Appellants also claim that Schmidthuber did not do everything reasonably possible to change beneficiary because he did not tell his agent to send the change-of-beneficiary form to New England. But appellants have cited no requirement that Schmidthuber take any further action.

Appellants point out that when questioned by his agent about the change, Schmidthuber replied, "It's been handled." Appellants claim that by this remark, and by Schmidthuber's later purported assignment to the bank of his interest in the proceeds of the St. Anthony's Wharf sale, Schmidthuber evidenced an intent to revoke his change of beneficiary and, instead, to assign to the bank his interest in the proceeds of the sale. But if Schmidthuber had intended to revoke the change-of-beneficiary form and designate appellants as beneficiaries, Schmidthuber was required to execute a new change-of-beneficiary form.

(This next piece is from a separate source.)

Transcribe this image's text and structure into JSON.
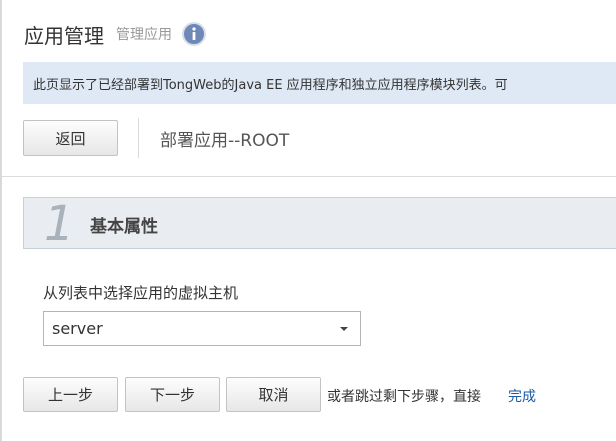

Respondent has moved to strike the appellants' reply brief, arguing that it contravenes Minn. R. Civ. App. P. 128.02, subd. 3, which requires that a reply brief "be confined to new matter raised in the brief of the respondent." We find respondent's arguments to be without merit.


The district court did not abuse its discretion by concluding that Schmidthuber unambiguously evidenced his intent to change the beneficiary designation on his life insurance policy.

Affirmed; motion denied.